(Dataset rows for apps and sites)

────────────────────

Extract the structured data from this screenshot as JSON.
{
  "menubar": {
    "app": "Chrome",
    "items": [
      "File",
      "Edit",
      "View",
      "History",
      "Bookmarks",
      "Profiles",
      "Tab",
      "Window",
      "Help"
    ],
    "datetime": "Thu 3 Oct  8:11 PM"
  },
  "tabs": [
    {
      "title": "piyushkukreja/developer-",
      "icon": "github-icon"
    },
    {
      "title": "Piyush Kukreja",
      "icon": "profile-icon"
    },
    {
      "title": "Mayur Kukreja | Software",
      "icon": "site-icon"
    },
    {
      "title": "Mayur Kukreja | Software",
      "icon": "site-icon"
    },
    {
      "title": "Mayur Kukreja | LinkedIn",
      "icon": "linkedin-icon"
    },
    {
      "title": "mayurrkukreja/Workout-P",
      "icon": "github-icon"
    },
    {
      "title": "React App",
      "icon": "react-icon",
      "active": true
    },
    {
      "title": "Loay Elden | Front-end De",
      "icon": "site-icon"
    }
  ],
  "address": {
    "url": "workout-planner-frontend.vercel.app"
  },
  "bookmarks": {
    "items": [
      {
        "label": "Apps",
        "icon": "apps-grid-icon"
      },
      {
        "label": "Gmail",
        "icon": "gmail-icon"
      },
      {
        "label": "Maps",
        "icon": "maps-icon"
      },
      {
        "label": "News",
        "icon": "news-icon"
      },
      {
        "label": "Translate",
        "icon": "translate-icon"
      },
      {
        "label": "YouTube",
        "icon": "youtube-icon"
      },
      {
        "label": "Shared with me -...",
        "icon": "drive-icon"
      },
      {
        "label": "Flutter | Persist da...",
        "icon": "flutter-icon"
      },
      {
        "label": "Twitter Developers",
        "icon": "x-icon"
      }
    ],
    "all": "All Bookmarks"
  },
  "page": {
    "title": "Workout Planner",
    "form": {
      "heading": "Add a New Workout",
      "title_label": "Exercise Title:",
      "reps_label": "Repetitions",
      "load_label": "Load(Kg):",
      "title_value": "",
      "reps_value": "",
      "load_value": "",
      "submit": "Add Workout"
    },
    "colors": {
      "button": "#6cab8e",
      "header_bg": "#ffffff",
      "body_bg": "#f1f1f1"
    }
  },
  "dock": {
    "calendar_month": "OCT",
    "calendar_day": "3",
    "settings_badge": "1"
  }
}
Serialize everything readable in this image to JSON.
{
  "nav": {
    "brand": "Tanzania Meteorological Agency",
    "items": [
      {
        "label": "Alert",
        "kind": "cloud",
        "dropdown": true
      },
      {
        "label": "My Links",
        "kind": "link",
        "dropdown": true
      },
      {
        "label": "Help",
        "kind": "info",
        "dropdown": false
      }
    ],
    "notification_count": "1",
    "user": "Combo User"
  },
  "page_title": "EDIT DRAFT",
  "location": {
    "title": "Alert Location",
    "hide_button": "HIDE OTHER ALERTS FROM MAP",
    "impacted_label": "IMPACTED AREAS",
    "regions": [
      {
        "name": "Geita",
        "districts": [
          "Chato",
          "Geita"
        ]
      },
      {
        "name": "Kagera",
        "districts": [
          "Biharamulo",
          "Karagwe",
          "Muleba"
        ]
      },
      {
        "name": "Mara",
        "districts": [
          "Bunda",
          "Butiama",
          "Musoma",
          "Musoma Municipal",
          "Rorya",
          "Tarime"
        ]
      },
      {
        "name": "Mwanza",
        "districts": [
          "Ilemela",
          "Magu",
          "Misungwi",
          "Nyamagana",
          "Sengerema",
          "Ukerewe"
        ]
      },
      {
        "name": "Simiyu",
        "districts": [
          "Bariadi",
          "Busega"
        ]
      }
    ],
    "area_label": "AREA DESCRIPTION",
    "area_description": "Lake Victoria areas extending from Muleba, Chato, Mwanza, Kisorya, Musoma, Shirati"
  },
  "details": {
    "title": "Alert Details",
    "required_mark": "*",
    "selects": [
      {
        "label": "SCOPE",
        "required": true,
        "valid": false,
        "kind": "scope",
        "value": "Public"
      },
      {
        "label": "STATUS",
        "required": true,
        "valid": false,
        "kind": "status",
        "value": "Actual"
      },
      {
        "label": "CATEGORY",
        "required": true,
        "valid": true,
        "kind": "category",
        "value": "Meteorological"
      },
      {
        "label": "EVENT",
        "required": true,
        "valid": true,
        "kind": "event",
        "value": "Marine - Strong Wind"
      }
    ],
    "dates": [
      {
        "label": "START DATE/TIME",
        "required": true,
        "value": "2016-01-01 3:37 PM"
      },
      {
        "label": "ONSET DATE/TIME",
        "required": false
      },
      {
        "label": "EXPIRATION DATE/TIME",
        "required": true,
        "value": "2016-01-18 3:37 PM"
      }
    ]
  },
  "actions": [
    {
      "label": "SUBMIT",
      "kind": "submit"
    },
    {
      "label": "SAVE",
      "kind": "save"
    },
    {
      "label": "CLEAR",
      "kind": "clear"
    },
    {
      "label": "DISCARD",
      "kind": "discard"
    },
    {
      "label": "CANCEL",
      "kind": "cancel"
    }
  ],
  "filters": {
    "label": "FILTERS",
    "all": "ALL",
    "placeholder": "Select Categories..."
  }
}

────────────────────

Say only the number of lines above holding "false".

§ Answer to the exercise: 4